In Johnson-Caswell v MJB (Partnership) Ltd an employment tribunal decided that an independent financial advisor (IFA) who was purportedly self-employed was in fact an employee. In the tribunal’s view, a key element pointing to employee status was the need to comply with Financial Service Authority (FSA) requirements. The tribunal considered that the training and supervision obligations that this entailed contributed to a sufficient element of ‘control’ by the employer over the claimant’s work.
MJB Ltd primarily acts as an independent financial advisor and consequently must comply with FSA rules.
Rather than being regulated by the FSA directly, MJB Ltd was regulated under a FSA arrangement which permits individuals or small firms working as IFAs to engage ‘principals’ who ensure compliance with FSA rules. J-C worked for MJB Ltd as an IFA under a contract stipulating that he was self-employed and requiring him to comply with the directions, instructions, and training requirements of the principal. When J-C was told that his self employment had ceased in March 2011 he lodged several claims, including unfair dismissal, at an employment tribunal.
At a pre-hearing review the tribunal held that J-C was an employee rather than an independent contractor and consequently his claims could proceed to a full hearing. The test in Ready Mix Concrete (South East) Ltd v Minister of Pensions and National Insurance and ors, as to whether an individual is a worker or an employee, requires, among other things, a ‘sufficient degree of control to enable the worker to be fairly called an employee’. The tribunal held that MJB Ltd did exercise such control over J-C. The fact that he was controlled as a result of higher obligations imposed by the FSA did not detract from MJB Ltd’s significant degree of control. Nor did J-C’s discretion over how he worked and whether he was remunerated via commission or a fee detract from that fact.

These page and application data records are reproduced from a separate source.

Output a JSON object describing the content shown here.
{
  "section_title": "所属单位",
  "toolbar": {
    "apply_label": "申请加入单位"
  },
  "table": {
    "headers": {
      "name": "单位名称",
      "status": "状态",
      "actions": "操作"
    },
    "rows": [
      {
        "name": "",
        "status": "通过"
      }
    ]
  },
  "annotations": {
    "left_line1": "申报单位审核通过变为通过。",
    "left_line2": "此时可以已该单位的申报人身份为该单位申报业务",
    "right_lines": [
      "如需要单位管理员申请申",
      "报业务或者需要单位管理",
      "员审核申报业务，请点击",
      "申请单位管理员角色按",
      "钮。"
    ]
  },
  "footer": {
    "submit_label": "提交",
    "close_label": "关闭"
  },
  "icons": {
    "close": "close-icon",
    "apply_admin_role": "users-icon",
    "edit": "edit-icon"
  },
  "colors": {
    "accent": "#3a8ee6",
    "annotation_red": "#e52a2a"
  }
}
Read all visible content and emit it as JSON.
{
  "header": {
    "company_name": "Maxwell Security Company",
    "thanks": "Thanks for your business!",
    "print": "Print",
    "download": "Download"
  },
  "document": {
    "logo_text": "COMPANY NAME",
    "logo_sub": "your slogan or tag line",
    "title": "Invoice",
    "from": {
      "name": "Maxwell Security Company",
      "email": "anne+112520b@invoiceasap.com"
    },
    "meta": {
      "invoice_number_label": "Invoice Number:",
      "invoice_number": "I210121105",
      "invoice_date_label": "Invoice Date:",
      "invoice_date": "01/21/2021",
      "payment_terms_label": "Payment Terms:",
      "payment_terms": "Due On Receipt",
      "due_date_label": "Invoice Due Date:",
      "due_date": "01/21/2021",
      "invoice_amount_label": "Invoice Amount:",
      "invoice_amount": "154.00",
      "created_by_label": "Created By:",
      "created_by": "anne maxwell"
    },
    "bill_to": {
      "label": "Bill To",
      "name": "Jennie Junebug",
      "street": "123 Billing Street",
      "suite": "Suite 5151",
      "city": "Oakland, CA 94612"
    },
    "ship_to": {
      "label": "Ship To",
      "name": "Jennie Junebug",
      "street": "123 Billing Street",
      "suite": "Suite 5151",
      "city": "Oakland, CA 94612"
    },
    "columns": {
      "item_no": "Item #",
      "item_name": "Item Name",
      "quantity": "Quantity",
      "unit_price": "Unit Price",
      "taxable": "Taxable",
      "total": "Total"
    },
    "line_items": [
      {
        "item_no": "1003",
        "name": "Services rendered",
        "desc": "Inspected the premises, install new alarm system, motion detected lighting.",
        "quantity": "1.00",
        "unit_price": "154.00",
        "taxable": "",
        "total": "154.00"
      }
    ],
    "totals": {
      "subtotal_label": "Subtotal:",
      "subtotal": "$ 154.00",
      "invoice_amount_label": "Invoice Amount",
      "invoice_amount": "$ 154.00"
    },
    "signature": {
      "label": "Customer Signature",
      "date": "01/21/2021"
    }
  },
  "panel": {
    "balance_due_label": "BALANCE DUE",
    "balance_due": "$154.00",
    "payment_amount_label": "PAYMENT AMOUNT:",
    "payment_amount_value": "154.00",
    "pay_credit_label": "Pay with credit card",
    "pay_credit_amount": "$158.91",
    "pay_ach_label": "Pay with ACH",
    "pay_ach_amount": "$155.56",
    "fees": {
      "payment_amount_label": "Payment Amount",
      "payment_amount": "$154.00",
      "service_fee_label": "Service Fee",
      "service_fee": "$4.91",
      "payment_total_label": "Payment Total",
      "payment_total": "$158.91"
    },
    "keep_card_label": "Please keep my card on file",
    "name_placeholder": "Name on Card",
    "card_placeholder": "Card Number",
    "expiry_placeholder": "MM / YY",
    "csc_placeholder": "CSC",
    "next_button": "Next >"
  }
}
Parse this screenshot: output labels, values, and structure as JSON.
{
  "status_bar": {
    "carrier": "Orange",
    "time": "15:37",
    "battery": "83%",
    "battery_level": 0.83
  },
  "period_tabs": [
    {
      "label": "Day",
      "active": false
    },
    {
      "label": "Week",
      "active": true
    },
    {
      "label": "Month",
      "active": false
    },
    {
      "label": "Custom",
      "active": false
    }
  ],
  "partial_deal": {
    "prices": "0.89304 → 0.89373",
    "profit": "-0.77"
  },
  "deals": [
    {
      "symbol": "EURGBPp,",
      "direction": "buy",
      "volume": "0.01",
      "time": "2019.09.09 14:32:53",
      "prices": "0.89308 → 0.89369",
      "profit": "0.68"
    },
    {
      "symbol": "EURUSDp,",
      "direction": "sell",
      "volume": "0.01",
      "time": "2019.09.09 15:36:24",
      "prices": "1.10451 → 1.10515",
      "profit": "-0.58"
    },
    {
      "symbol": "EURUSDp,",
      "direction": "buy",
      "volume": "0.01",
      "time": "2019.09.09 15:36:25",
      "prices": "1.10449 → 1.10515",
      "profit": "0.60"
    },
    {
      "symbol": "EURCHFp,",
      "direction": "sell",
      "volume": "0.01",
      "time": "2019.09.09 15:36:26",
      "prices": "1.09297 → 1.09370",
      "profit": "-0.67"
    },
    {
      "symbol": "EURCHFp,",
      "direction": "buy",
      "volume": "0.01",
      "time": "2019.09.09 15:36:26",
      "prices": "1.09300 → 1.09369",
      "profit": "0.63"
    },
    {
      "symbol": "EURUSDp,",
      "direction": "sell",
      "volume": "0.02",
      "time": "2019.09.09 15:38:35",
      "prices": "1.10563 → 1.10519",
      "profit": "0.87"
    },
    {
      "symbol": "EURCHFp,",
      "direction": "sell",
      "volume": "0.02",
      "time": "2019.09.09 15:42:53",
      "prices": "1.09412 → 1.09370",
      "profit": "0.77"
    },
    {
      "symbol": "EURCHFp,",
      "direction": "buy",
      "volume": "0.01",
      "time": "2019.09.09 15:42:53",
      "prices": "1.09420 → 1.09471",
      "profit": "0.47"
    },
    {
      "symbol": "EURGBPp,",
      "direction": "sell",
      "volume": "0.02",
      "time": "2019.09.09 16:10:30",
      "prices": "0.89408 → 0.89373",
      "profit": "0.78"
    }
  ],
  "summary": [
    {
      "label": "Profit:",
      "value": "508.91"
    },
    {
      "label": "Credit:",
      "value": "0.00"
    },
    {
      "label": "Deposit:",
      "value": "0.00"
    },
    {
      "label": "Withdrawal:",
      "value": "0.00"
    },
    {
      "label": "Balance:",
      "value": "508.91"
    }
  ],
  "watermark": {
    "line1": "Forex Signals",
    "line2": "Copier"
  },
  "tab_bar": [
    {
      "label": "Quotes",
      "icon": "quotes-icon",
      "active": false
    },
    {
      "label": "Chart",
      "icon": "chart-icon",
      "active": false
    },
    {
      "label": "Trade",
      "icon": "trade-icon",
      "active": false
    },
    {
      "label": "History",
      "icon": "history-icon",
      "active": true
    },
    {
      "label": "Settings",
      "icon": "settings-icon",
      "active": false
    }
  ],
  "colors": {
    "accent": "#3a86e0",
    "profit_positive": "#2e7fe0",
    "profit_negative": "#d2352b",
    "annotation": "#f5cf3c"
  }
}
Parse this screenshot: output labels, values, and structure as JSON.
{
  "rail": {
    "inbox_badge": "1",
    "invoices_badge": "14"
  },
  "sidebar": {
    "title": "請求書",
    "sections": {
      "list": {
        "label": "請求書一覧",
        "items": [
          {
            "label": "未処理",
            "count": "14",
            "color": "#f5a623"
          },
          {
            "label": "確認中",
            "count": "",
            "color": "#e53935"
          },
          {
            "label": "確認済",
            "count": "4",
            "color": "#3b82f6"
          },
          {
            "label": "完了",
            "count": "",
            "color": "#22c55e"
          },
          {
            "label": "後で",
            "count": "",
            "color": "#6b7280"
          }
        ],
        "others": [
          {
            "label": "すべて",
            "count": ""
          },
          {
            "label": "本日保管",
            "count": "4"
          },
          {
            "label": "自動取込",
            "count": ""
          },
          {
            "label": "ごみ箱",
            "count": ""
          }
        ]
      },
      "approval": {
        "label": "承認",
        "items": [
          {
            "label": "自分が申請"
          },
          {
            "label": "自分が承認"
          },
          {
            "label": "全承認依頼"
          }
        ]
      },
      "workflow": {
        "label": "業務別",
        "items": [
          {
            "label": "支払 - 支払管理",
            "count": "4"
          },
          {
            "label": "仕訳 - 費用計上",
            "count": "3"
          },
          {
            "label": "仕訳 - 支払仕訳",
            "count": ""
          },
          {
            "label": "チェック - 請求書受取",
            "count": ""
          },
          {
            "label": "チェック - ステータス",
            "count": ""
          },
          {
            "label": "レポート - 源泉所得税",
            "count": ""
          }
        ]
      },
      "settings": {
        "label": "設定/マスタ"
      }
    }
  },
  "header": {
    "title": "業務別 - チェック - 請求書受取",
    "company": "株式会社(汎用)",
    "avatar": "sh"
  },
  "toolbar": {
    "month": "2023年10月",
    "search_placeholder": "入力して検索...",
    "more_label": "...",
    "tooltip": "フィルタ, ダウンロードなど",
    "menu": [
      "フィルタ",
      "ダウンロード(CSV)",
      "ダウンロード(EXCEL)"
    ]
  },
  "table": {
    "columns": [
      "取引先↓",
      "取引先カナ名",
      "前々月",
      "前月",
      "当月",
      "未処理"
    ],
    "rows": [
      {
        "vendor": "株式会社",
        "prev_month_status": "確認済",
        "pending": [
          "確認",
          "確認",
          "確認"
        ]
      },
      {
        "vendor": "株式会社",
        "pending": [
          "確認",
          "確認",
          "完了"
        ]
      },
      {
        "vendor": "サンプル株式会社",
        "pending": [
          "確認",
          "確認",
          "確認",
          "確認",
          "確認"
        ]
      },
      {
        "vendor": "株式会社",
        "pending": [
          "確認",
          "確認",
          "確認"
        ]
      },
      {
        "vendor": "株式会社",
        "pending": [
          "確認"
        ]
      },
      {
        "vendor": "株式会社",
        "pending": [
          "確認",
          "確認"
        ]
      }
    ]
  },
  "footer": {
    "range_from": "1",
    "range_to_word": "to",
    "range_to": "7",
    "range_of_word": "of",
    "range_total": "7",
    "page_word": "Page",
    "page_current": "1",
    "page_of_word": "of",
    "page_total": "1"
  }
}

While the tribunal’s decision does not set a precedent, it is unlikely to be welcomed by the financial services industry, in so far as it suggests that compliance with FSA standards means the ‘control’ aspect of employment status is more likely to be satisfied. The same reasoning could be applied in other highly regulated sectors, where there is a need to comply with health and safety regulations, for example.